> What is expected:
Going through the data below, please show each line containing the string "placeholder".

> Material shown:
◆ ◆ ◆ ◆ ◆

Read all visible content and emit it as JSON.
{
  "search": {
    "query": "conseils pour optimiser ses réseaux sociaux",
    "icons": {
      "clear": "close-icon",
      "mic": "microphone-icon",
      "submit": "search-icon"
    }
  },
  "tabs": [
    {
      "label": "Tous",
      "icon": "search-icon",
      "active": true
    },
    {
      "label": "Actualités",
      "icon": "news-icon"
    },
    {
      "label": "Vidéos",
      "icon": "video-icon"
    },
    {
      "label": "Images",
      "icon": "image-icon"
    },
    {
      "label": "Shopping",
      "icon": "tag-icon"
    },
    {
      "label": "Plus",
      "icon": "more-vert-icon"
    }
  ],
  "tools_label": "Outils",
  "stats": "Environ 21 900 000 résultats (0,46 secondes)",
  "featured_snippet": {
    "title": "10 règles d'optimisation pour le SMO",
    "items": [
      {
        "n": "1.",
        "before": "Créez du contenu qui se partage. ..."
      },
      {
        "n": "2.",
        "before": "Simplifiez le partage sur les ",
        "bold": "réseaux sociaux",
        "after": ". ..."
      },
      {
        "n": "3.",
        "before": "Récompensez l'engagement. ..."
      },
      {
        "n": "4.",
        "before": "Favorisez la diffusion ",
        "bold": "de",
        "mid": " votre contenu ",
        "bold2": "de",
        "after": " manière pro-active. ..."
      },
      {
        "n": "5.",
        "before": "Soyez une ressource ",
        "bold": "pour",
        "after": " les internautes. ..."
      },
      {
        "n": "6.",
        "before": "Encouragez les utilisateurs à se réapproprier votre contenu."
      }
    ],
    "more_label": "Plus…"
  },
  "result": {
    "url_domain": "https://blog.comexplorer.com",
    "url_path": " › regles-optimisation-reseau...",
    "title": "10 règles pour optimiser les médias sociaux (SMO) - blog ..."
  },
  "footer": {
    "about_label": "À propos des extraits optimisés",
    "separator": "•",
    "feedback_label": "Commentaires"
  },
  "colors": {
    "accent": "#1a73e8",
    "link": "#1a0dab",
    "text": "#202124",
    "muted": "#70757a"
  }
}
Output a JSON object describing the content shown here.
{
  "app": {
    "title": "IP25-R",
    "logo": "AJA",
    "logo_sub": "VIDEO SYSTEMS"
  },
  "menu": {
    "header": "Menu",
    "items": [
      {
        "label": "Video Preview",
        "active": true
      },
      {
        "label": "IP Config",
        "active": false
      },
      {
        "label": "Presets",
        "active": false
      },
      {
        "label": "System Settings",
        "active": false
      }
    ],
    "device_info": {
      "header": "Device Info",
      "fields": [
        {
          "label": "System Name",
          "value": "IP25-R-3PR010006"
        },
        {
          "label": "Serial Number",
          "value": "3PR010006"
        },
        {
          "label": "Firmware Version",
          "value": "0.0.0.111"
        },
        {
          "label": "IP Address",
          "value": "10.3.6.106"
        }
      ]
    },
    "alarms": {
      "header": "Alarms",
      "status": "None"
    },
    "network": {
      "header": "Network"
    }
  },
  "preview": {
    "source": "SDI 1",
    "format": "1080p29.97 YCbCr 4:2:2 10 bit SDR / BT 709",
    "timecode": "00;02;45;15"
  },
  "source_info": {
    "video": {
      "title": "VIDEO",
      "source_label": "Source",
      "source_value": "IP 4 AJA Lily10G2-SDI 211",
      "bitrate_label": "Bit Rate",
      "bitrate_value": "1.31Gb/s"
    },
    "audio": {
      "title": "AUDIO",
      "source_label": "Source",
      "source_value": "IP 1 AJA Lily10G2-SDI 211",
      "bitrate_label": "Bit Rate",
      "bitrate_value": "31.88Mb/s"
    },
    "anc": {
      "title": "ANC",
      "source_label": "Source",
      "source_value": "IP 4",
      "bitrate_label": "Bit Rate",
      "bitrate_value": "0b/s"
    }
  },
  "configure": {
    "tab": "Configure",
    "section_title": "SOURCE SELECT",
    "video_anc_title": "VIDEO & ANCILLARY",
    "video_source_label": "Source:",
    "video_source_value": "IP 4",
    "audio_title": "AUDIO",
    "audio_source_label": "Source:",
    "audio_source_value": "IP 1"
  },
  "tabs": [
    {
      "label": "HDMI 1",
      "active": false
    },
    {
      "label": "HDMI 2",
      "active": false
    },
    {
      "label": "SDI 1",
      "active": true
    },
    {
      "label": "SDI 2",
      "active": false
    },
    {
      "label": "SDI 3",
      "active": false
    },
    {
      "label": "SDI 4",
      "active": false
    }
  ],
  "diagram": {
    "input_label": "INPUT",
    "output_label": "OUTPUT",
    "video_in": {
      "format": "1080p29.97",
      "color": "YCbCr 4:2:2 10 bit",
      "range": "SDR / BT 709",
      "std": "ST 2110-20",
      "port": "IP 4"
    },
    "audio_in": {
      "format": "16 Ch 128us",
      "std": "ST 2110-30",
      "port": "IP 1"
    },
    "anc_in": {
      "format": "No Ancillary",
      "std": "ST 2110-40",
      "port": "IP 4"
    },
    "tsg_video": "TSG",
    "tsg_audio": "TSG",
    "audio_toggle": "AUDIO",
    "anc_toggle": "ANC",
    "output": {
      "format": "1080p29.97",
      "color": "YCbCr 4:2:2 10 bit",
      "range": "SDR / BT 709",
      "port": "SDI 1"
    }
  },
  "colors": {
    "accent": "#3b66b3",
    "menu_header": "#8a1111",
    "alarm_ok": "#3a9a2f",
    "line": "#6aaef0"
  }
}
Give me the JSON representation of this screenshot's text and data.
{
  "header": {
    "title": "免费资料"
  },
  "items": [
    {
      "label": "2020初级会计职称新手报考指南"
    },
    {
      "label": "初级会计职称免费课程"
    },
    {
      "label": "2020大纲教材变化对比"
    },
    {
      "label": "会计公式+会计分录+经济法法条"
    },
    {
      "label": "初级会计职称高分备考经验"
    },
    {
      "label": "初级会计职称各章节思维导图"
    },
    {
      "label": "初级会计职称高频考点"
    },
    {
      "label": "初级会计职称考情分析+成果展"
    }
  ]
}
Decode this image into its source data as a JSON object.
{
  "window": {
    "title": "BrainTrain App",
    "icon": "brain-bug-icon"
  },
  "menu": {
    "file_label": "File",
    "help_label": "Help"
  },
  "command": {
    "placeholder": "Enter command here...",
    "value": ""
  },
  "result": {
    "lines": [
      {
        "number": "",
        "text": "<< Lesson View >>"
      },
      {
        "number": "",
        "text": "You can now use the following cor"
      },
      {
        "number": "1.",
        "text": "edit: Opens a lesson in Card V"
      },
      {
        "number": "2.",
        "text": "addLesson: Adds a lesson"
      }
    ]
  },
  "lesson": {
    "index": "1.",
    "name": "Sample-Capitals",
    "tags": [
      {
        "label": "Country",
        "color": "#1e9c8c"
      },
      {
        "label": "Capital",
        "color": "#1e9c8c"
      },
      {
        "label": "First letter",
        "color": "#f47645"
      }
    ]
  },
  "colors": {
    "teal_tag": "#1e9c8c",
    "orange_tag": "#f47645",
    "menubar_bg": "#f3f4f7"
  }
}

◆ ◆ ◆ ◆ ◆

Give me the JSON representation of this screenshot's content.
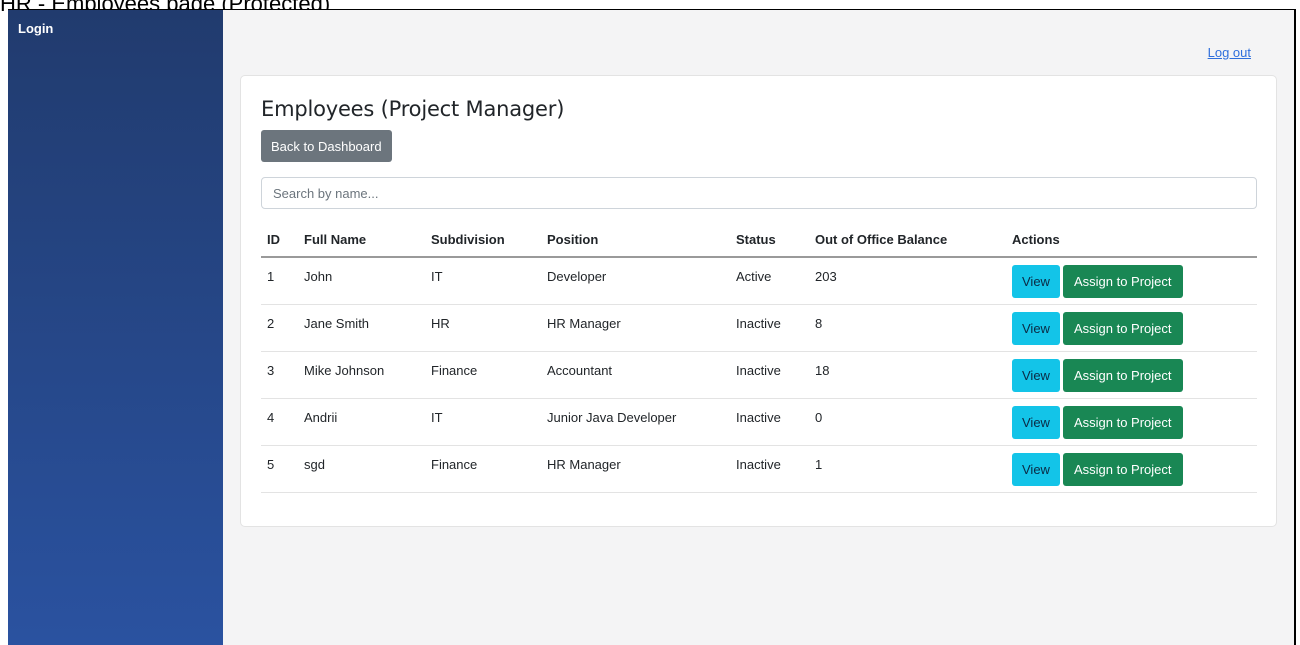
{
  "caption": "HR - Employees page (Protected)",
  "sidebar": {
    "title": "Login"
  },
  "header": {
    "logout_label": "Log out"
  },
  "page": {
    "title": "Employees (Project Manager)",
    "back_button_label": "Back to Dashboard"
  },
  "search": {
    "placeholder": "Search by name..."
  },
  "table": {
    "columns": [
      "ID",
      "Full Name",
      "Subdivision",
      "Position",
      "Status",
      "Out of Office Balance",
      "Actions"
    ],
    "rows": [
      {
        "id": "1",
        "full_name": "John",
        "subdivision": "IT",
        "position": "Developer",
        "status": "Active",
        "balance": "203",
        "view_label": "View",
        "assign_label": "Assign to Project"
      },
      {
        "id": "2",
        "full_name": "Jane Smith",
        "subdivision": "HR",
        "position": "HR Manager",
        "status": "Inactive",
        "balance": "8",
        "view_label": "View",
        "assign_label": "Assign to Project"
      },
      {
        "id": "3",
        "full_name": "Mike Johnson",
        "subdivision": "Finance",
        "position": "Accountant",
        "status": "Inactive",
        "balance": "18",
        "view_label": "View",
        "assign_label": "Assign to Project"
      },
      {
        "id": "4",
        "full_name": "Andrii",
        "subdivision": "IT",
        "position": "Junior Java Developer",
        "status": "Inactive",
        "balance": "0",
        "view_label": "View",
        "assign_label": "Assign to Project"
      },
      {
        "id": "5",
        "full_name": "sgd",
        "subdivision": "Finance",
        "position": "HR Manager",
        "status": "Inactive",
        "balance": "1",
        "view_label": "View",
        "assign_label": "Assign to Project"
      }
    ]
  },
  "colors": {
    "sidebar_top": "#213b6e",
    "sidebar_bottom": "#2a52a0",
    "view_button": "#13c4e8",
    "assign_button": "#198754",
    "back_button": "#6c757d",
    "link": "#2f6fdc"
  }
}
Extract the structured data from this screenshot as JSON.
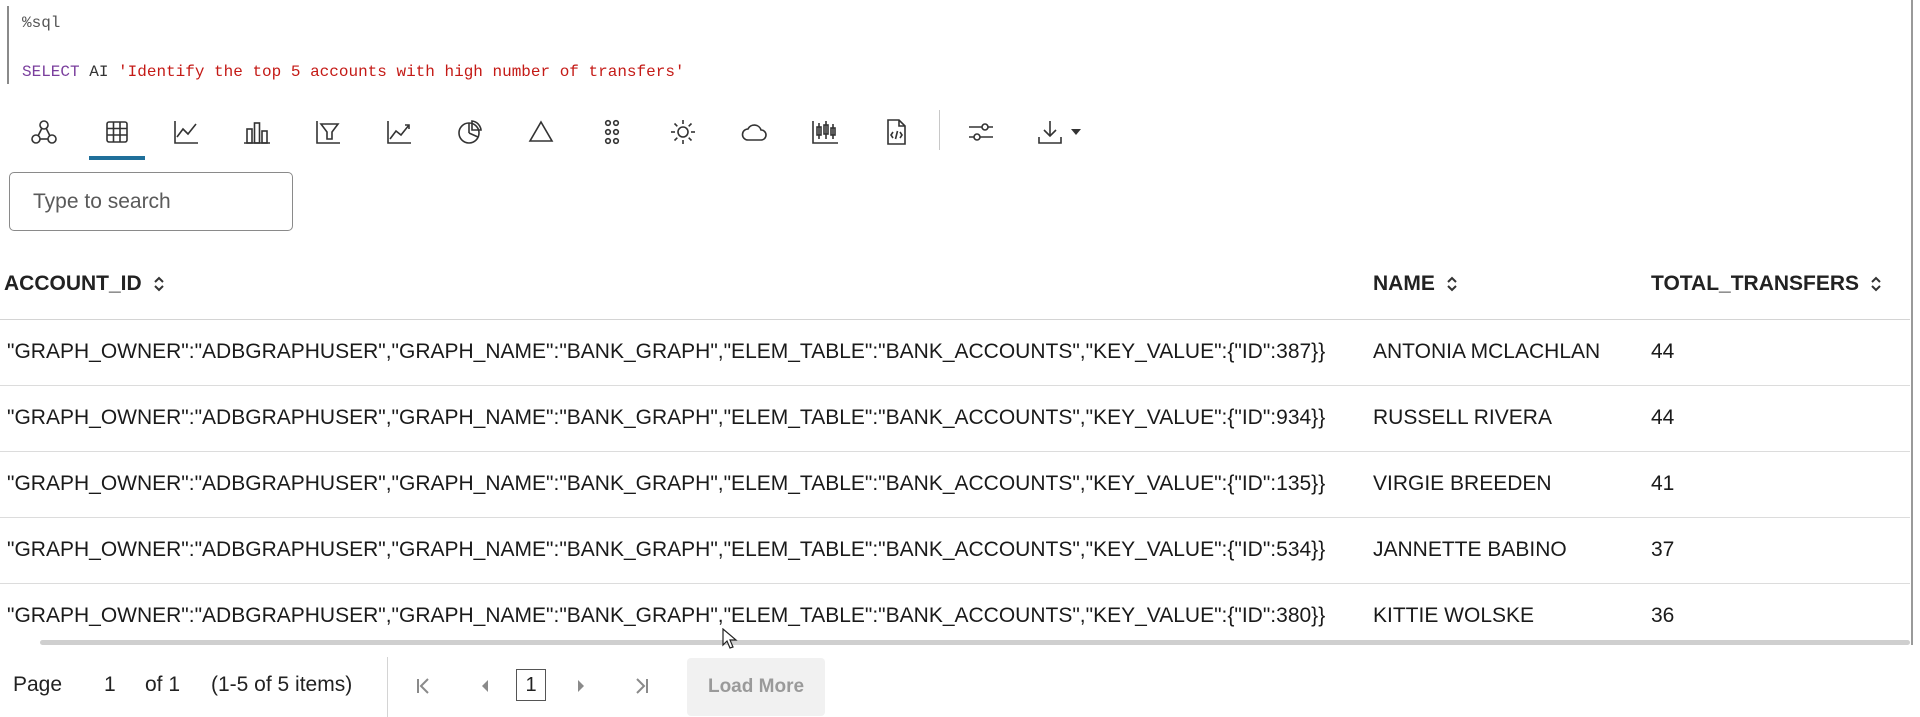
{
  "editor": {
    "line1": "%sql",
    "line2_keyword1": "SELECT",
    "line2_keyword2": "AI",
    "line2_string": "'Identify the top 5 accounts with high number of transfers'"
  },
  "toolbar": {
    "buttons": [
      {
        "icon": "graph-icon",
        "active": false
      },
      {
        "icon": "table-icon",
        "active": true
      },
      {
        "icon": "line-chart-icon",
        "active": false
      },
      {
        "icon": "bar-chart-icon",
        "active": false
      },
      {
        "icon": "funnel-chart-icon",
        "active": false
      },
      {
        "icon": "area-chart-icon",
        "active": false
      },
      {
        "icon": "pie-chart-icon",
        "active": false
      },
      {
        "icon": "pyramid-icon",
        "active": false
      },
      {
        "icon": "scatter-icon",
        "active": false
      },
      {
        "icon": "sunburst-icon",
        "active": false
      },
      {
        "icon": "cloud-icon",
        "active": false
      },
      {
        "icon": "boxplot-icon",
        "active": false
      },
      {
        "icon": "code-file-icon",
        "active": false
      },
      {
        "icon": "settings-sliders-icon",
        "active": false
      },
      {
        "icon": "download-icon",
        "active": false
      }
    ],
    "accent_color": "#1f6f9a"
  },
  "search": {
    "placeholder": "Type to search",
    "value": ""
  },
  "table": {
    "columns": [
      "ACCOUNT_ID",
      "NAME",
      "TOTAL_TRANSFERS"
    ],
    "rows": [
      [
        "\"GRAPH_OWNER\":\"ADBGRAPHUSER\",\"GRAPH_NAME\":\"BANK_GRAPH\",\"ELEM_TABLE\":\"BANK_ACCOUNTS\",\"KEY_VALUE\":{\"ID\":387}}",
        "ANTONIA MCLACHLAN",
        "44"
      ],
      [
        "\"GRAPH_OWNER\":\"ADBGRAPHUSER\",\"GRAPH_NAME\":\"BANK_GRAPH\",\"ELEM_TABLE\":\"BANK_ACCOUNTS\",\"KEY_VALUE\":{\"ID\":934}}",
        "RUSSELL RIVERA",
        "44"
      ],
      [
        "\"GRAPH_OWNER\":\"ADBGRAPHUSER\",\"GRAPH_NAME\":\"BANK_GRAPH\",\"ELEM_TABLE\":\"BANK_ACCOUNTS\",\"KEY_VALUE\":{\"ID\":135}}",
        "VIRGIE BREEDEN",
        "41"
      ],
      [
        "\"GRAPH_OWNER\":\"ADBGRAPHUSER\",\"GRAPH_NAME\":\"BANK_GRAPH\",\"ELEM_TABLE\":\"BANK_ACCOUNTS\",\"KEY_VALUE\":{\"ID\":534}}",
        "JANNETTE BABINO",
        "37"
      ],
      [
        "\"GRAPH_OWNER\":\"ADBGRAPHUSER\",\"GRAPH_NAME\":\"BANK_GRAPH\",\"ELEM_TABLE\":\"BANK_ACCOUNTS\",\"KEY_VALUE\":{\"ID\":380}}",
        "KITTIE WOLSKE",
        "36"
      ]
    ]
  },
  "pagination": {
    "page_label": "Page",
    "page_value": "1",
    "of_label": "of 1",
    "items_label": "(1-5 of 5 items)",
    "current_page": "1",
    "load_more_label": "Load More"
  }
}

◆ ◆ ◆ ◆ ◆

> Response to this task:
    "placeholder": "Enter command here...",
    "placeholder": "Search by name..."
    "placeholder": "Type to search",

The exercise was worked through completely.